§ **TASK TO COMPLETE**:
What is needed here is a verbatim copy of the records that follow.

§ **INFORMATION PROVIDED**:
============================================================

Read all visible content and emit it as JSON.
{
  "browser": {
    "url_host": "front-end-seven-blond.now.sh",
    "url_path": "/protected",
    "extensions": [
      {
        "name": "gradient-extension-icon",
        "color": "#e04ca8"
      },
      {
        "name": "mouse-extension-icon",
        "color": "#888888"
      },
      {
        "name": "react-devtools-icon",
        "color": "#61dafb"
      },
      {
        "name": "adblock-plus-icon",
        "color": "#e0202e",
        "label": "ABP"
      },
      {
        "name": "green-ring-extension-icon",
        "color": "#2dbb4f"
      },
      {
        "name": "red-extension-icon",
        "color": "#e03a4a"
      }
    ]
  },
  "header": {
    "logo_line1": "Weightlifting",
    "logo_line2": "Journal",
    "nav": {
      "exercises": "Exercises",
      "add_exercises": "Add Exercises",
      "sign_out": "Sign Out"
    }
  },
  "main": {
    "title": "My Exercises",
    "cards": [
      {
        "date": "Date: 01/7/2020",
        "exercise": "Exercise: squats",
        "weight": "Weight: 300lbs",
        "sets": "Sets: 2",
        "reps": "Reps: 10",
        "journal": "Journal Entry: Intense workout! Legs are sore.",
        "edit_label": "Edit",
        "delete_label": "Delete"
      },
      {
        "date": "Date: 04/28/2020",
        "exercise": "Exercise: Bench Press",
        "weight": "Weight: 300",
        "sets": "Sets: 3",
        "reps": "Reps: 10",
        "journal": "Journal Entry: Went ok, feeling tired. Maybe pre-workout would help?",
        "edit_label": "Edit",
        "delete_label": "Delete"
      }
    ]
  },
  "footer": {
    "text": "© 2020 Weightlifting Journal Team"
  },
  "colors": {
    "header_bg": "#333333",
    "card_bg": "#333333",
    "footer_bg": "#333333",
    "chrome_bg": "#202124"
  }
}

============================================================

§ **YOUR SOLUTION**:
Read all visible content and emit it as JSON.
{
  "browser": {
    "url_host": "front-end-seven-blond.now.sh",
    "url_path": "/protected",
    "extensions": [
      {
        "name": "gradient-extension-icon",
        "color": "#e04ca8"
      },
      {
        "name": "mouse-extension-icon",
        "color": "#888888"
      },
      {
        "name": "react-devtools-icon",
        "color": "#61dafb"
      },
      {
        "name": "adblock-plus-icon",
        "color": "#e0202e",
        "label": "ABP"
      },
      {
        "name": "green-ring-extension-icon",
        "color": "#2dbb4f"
      },
      {
        "name": "red-extension-icon",
        "color": "#e03a4a"
      }
    ]
  },
  "header": {
    "logo_line1": "Weightlifting",
    "logo_line2": "Journal",
    "nav": {
      "exercises": "Exercises",
      "add_exercises": "Add Exercises",
      "sign_out": "Sign Out"
    }
  },
  "main": {
    "title": "My Exercises",
    "cards": [
      {
        "date": "Date: 01/7/2020",
        "exercise": "Exercise: squats",
        "weight": "Weight: 300lbs",
        "sets": "Sets: 2",
        "reps": "Reps: 10",
        "journal": "Journal Entry: Intense workout! Legs are sore.",
        "edit_label": "Edit",
        "delete_label": "Delete"
      },
      {
        "date": "Date: 04/28/2020",
        "exercise": "Exercise: Bench Press",
        "weight": "Weight: 300",
        "sets": "Sets: 3",
        "reps": "Reps: 10",
        "journal": "Journal Entry: Went ok, feeling tired. Maybe pre-workout would help?",
        "edit_label": "Edit",
        "delete_label": "Delete"
      }
    ]
  },
  "footer": {
    "text": "© 2020 Weightlifting Journal Team"
  },
  "colors": {
    "header_bg": "#333333",
    "card_bg": "#333333",
    "footer_bg": "#333333",
    "chrome_bg": "#202124"
  }
}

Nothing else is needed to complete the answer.